“If we were to do cleared and settled in just [yuan] and not traded, that will not be till LMEclear is launched in 2014,” she told Metal Bulletin.
“The gravity is obviously moving a lot more east now,” a category II member told Metal Bulletin, adding that the move would allow the LME to get into the Chinese market and make it easier for the Chinese to trade on the exchange.
The LME clears and settles contracts in yen, euros and sterling and has no plans to drop any of these currencies, Milan said.
“We would just add [yuan]. There is no question of removing something to add that,” she said.
LME members told Metal Bulletin that as long as the Chinese continue to relax their policies on the yuan, it will be beneficial for contracts to be settled and cleared in the local currency.
But a second category II member expressed concern about settling contracts in yuan as the currency cannot be traded offshore.
The only way the non-deliverable currency can be hedged now is through non-deliverable forwards, which are generally priced in dollars, he said.
But in recent months, China has taken steps signalling that it may be ready to allow the yuan to become a global currency.
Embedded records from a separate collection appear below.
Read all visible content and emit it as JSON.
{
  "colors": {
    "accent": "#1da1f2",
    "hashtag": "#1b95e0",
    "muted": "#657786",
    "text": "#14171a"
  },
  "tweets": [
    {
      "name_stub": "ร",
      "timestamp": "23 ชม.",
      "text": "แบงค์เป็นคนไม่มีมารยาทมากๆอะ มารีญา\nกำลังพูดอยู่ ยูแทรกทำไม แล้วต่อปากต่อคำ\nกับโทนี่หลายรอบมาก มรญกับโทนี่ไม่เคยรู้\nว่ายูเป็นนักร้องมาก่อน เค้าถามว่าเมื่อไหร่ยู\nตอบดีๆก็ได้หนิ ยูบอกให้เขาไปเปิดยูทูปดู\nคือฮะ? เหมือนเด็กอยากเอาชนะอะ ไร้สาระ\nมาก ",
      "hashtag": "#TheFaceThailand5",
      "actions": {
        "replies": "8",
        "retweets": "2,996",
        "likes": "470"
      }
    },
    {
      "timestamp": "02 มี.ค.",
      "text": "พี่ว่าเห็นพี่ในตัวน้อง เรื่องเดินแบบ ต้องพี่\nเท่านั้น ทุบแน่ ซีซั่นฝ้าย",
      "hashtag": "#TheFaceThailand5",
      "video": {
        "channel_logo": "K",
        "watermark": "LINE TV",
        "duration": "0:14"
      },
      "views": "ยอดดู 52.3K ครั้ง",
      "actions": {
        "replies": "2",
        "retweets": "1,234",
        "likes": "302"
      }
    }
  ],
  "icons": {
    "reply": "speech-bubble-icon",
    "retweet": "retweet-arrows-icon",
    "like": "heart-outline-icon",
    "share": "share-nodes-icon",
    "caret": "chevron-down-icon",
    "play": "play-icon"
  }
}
On April 14, the People’s Bank of China said it would widen the dollar-yuan trading band to 1% from 0.5%.
London is also making efforts to become an offshore trading hub for the yuan, while HSBC said it plans to issue its first yuan bonds in London.
The UK treasury and Hong Kong monetary authority have agreed to provide help with a forum for banks to look at clearing and settlement systems, market liquidity and the development of new yuan products.
“We think that the wider circulation of [yuan] in London is a critical and positive step for the internationalisation of the Chinese currency. London accounts for 36.7% of the world’s total forex trading,” ANZ analysts said in a note to clients.